I was at an AP Calculus prep session for the students most of the day today. There were 3 sessions running in parallel, and 4 different time slots throughout the day. I sat in on the sessions and worked along with the students. One teacher had great problems, and he'd keep talking and talking and say, "okay now you work the problems", and then he'd only give us 1 second (or so it seemed) before he started talking again - either about something else, or to start working the problem.
It made me reflect and wonder if I do this more than I should. I know I try to shush up with enough time for the kids to work, but at the same time I'm clock watching and stressing about finishing in time and getting everything in and then maybe rushing the kids.
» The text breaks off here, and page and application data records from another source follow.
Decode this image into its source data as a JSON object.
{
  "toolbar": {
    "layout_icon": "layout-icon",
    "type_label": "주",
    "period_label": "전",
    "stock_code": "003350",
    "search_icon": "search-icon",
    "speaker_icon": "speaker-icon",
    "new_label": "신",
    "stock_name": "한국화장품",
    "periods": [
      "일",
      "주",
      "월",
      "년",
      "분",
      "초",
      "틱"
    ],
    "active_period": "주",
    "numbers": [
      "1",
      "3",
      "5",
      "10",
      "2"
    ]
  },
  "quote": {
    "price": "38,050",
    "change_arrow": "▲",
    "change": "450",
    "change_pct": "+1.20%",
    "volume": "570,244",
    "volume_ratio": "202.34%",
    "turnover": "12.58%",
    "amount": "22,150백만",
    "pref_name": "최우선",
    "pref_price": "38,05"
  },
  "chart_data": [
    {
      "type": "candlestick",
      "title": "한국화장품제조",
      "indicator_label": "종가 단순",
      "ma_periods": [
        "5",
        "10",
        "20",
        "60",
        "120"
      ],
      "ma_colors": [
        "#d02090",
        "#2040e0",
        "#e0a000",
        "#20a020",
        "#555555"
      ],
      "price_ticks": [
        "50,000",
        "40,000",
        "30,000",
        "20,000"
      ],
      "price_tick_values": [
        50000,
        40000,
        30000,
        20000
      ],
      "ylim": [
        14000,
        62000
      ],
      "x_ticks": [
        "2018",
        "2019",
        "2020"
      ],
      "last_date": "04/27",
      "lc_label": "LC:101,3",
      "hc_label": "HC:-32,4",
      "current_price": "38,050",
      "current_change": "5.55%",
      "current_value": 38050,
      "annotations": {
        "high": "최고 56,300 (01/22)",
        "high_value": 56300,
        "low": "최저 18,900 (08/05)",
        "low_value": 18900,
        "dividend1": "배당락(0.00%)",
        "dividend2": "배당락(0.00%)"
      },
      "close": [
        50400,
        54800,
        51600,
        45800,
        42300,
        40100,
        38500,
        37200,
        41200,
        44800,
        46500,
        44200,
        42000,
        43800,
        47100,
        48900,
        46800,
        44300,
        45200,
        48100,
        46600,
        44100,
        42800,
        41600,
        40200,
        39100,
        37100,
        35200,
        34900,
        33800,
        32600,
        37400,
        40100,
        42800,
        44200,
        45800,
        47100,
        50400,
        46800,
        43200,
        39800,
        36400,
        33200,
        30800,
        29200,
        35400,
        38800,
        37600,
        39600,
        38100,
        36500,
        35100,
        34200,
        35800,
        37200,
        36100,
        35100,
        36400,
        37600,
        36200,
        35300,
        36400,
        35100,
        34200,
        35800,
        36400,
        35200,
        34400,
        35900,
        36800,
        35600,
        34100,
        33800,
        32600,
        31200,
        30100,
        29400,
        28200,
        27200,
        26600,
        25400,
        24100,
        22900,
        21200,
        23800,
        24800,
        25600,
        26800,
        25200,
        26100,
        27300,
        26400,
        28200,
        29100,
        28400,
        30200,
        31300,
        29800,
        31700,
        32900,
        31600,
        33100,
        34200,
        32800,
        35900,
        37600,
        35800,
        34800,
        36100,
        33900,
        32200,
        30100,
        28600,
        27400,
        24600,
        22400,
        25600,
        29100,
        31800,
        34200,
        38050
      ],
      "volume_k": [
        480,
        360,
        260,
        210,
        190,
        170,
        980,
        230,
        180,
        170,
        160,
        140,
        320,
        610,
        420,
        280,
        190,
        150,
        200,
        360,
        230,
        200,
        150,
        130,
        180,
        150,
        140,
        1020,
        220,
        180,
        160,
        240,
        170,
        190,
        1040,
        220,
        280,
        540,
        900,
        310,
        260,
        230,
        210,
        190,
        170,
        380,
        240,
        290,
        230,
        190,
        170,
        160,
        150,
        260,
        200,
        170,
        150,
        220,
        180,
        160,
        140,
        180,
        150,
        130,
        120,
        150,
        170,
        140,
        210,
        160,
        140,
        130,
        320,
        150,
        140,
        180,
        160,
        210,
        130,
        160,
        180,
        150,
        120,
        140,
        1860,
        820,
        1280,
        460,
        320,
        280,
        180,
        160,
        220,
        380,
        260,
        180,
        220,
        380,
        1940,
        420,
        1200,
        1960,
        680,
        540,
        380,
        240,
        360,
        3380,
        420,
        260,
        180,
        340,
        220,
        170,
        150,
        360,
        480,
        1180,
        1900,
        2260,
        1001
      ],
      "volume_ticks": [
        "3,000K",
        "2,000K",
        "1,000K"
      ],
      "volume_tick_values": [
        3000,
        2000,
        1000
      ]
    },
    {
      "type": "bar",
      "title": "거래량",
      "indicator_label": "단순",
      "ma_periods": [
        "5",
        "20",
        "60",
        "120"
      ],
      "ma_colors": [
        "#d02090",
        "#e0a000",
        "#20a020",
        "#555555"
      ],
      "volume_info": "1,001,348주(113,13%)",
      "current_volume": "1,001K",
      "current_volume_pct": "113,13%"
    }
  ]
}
I also tried something different in BC calculus on Friday. I handed them my notes from "math camp" on parametrics, and then also handed them a separate packet of problems with answers provided in the back. On each of my "camp" notes, after each problem that had been worked out, I had written on their copies, "now work problem so-and-so". I barely talked to them at all, and only monitored to see if there was any clarification needed. They worked like champs all period, and were doing all the problems. Hopefully, they'll continue over the weekend, as I told them there'd be a "free response" quiz the next time they came to class.